No one designed this quiet intermingling of clinging lichens and springing moss, sharing secrets on a damp branch.

Ravaged to their core, grasses still bow and send soft arabesques into the cold.

And stalks of fireweed wind their wacky way to the sky, innocent of human intention.

I have no argument with gardeners or human intent though. I know –

with or without our intervening helping hands,

there’s beauty out there,

balancing

along with us

on the precipice

of the darkest day

of the year.

Photos taken recently at Juanita Bay Park, Kirkland, Washington.

It’s Delicate

When my friend Joe worked at a state forensic psychiatric ward, one of his favorite patients was a man who never talked much except to remark, “It’s very tricky!” with a slightly conspiratorial air. Jerry would sit down in the art room and silently paint dreamy watercolor landscapes. For him it seemed life was a tricky series of negotiations between what some treatment professionals called reality and what he was actually experiencing. It was all tricky.

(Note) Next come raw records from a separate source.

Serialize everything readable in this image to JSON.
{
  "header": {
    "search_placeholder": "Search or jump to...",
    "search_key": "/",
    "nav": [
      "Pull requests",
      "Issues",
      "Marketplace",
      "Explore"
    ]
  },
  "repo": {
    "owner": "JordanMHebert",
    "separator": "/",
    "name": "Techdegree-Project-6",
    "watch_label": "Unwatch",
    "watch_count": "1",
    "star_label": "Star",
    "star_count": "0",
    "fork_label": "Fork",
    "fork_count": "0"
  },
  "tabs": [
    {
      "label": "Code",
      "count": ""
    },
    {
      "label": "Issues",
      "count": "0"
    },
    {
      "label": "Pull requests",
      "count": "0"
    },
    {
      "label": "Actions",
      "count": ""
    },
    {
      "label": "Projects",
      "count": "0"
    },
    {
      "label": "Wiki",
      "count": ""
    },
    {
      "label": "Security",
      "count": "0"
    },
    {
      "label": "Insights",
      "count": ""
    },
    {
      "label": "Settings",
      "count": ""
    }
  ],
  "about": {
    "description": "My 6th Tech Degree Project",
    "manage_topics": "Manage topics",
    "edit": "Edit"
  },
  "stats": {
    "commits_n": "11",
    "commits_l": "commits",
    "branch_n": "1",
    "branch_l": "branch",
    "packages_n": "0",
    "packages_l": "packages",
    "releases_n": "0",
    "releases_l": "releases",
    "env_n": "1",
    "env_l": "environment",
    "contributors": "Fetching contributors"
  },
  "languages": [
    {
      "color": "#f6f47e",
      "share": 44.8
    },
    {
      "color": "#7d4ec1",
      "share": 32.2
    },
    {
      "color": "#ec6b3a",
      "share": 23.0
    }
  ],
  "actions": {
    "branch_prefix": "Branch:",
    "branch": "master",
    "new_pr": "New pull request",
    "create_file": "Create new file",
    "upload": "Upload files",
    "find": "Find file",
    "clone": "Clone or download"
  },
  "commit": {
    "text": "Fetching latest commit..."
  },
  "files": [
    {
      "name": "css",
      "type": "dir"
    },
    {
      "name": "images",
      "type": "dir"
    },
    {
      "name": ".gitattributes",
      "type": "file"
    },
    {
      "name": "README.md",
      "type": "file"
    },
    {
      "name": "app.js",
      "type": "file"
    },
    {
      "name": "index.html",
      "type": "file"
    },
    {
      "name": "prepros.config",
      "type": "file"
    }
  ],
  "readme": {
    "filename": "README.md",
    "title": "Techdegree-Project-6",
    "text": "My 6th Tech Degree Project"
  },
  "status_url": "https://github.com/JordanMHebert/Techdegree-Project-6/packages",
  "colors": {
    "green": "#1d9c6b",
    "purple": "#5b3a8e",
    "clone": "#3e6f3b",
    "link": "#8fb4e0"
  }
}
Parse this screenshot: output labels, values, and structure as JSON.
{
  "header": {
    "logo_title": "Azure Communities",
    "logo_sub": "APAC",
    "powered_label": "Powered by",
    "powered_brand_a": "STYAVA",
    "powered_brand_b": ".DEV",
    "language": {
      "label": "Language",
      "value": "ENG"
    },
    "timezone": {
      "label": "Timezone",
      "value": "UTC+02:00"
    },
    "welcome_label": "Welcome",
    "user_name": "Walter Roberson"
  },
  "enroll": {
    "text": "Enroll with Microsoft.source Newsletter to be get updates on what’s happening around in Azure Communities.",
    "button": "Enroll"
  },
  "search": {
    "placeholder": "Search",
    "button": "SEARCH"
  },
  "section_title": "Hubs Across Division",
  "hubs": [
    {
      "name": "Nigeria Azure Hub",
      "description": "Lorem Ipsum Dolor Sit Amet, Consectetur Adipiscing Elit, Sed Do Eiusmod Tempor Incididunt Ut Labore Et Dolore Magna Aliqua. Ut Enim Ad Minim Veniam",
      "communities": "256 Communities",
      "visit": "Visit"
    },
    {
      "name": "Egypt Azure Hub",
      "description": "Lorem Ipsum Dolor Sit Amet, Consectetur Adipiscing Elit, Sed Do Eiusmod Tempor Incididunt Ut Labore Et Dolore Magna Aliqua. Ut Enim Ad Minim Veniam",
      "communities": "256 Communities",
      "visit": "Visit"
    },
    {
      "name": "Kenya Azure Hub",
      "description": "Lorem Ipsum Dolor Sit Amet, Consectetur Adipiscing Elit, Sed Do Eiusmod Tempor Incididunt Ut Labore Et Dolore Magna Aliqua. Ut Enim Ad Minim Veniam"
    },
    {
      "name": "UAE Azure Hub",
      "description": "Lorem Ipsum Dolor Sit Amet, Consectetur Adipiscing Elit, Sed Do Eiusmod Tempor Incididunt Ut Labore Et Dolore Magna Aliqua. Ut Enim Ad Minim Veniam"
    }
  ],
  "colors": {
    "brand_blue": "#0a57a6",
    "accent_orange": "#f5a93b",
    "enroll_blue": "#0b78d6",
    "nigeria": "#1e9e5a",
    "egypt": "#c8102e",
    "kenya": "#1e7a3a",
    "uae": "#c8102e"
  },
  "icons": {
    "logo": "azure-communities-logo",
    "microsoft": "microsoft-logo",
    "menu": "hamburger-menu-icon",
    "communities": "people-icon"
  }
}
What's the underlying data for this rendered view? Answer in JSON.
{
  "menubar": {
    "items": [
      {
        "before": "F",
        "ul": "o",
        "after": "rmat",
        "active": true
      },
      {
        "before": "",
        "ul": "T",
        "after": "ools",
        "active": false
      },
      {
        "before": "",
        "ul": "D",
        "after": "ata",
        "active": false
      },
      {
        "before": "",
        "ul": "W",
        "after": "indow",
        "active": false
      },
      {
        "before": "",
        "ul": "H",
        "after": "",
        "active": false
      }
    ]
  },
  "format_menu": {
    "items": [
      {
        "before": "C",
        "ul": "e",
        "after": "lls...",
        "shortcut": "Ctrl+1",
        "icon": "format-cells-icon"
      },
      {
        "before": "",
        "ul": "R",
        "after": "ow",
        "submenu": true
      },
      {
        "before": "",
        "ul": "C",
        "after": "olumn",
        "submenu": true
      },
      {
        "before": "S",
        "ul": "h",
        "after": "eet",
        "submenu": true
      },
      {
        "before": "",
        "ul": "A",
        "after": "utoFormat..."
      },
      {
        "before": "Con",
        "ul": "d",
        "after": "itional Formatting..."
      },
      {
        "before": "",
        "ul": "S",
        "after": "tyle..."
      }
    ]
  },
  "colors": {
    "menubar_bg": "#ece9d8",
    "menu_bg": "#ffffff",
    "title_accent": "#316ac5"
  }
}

One might also say, it’s all very delicate.

The borders between health and illness can be very delicately drawn when you’re trying to negotiate emotional ups and downs that seem to be conspiring to drive you over the edge.

But there’s nothing delicate about arming yourself with three guns and striding into an elementary school to find little kids to kill. There’s nothing delicate about shooting your mother in the face and killing her. There’s nothing delicate about the long nights and days the Newtown survivors now face without their children, their brothers and sisters, parents, friends, teachers.

As a mother of one child, a boy, I feel acutely the horror of the loss of a child when these violent acts happen, and I imagine the horror of grief and surprise that the parents of murderers must feel. Because this latest mass shooting took place not far from the house where we last lived together, I am compelled to look at pictures of my son taken long ago. An innocent infant – so inconceivably delicate:

How many nights did I stay up worrying that he wouldn’t come home? How many days did I spend agonizing over some trouble he was in and wondering if he would even make it to adulthood? It was often a very delicate balancing act, but yes, he is alive, and compared to many, he and I are lucky.

I don’t know what we can do to decrease the frequency of mass shootings – enact gun control legislation? Surely. Educate people towards a more enlightened approach to mental health? Certainly. Pay better attention to what’s going on in the delicate reaches of the minds of those around us? Yes. And perhaps try to embody light, in this dark season, a little more. It’s a delicate balance, isn’t it?